The pessimists will always have some basis for their thinking. But if their way prevails, the world of their worst fears is liable to become our real world through a self-fulfilling prophecy. We’ll act as if their fears are so well-founded, so essential to the nature of our enemies, that no other outcome is possible. By missing opportunities for breakthrough, by reinforcing through Israeli and American actions the most unwelcome trends in the Arab world, we will help insure that nothing will change for the better, and much for the worse.

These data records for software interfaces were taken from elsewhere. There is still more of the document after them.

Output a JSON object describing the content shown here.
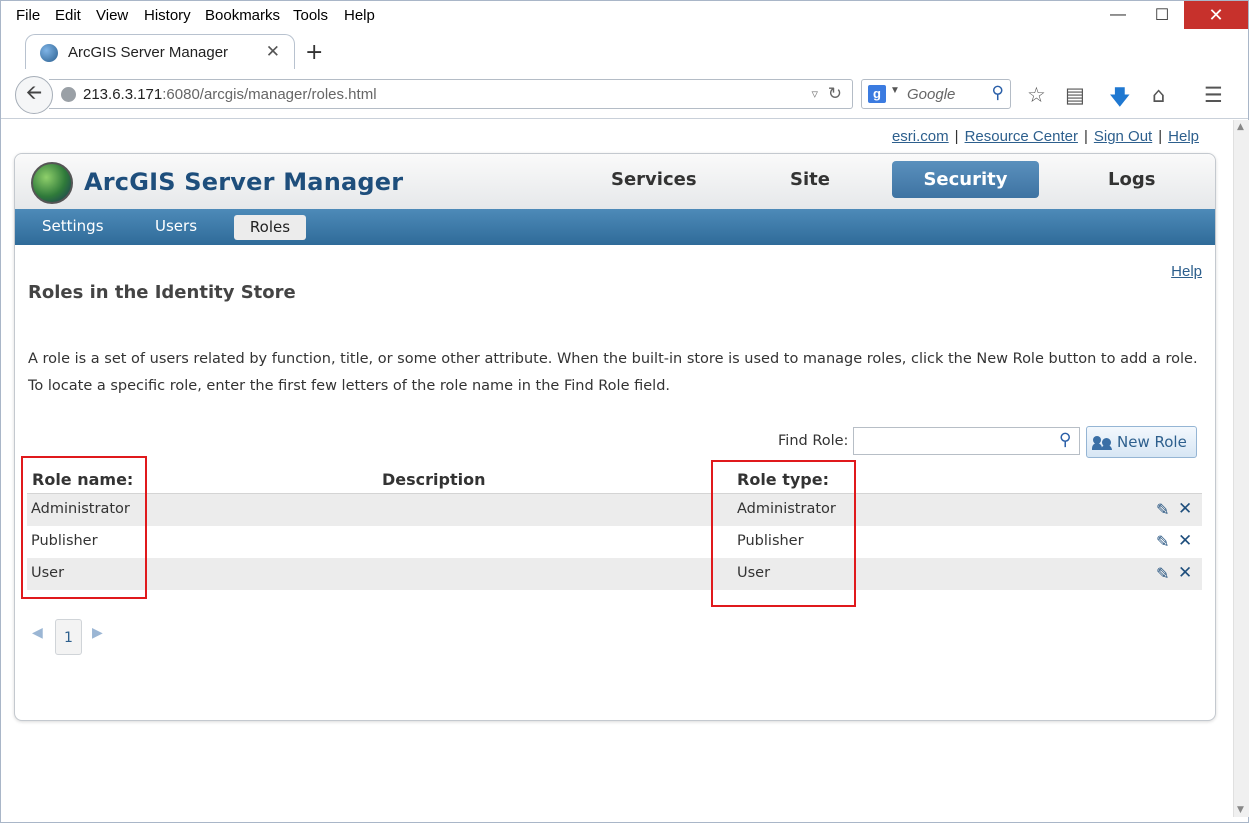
{
  "menu": [
    "File",
    "Edit",
    "View",
    "History",
    "Bookmarks",
    "Tools",
    "Help"
  ],
  "tab": {
    "title": "ArcGIS Server Manager"
  },
  "address": {
    "host": "213.6.3.171",
    "rest": ":6080/arcgis/manager/roles.html"
  },
  "search": {
    "placeholder": "Google"
  },
  "toplinks": [
    "esri.com",
    "Resource Center",
    "Sign Out",
    "Help"
  ],
  "brand": "ArcGIS Server Manager",
  "mainnav": [
    "Services",
    "Site",
    "Security",
    "Logs"
  ],
  "subnav": [
    "Settings",
    "Users",
    "Roles"
  ],
  "help": "Help",
  "title": "Roles in the Identity Store",
  "description": "A role is a set of users related by function, title, or some other attribute. When the built-in store is used to manage roles, click the New Role button to add a role. To locate a specific role, enter the first few letters of the role name in the Find Role field.",
  "find": {
    "label": "Find Role:",
    "value": ""
  },
  "new_role": "New Role",
  "columns": {
    "name": "Role name:",
    "description": "Description",
    "type": "Role type:"
  },
  "rows": [
    {
      "name": "Administrator",
      "description": "",
      "type": "Administrator"
    },
    {
      "name": "Publisher",
      "description": "",
      "type": "Publisher"
    },
    {
      "name": "User",
      "description": "",
      "type": "User"
    }
  ],
  "pagination": {
    "current": "1"
  },
  "colors": {
    "accent": "#3e73a2",
    "highlight": "#e0191c",
    "link": "#2d5f8d"
  }
}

The media in many cases missed the boat on the Arab peace initiative, helping to reinforce prejudices instead of reporting facts by using tendentious and careless language in reports. While many reporters and editorialists—including some at Ha’aretz—claimed that the Arab offer required Israel to accept the right of return (or simply the return) of Palestinian refugees to their former homes in Israel, others, like Ha’aretz’s Aluf Benn, were more careful, referring instead to the declaration’s “clause on refugees, which the Palestinians interpret as a right of return.”
It came as a shock to some who had not read the official translation that the Arab League declaration in fact contained no explicit reference to a “right of return” for Palestinian refugees. The omission was significant. Moreover, those who insisted that the Arab plan required Israel to allow “millions” of Palestinian refugees into Israel managed to overlook the declaration’s careful language on the refugees which called for a mutually “agreed” solution to the refugee problem.
It will also shock and awe rightists to learn that UN General Assembly Resolution 194 does not support the “right of return” interpretation favored by some Palestinians, so feared by many in Israel and the American Jewish community. An Arab peace plan which refers to this UN resolution while simultaneously calling for an agreed solution to the problem of the Palestinian refugees can fulfill the terms of the resolution without allowing a single Palestinian refugee to return to Israel.
The hardliners don’t want you to know this—and much else. They are happiest whenever we are seduced into our familiar (and not unfounded) Jewish paranoia. But isn’t that the point? Perhaps the old saw has it right that even paranoids have enemies. But not everyone the paranoid fears turns out to be his foe.
Gidon D. Remba is National Executive Director of Ameinu: Liberal Values, Progressive Israel (http://www.ameinu.net/). His commentary is available at http://tough-dove-israel.blogspot.com/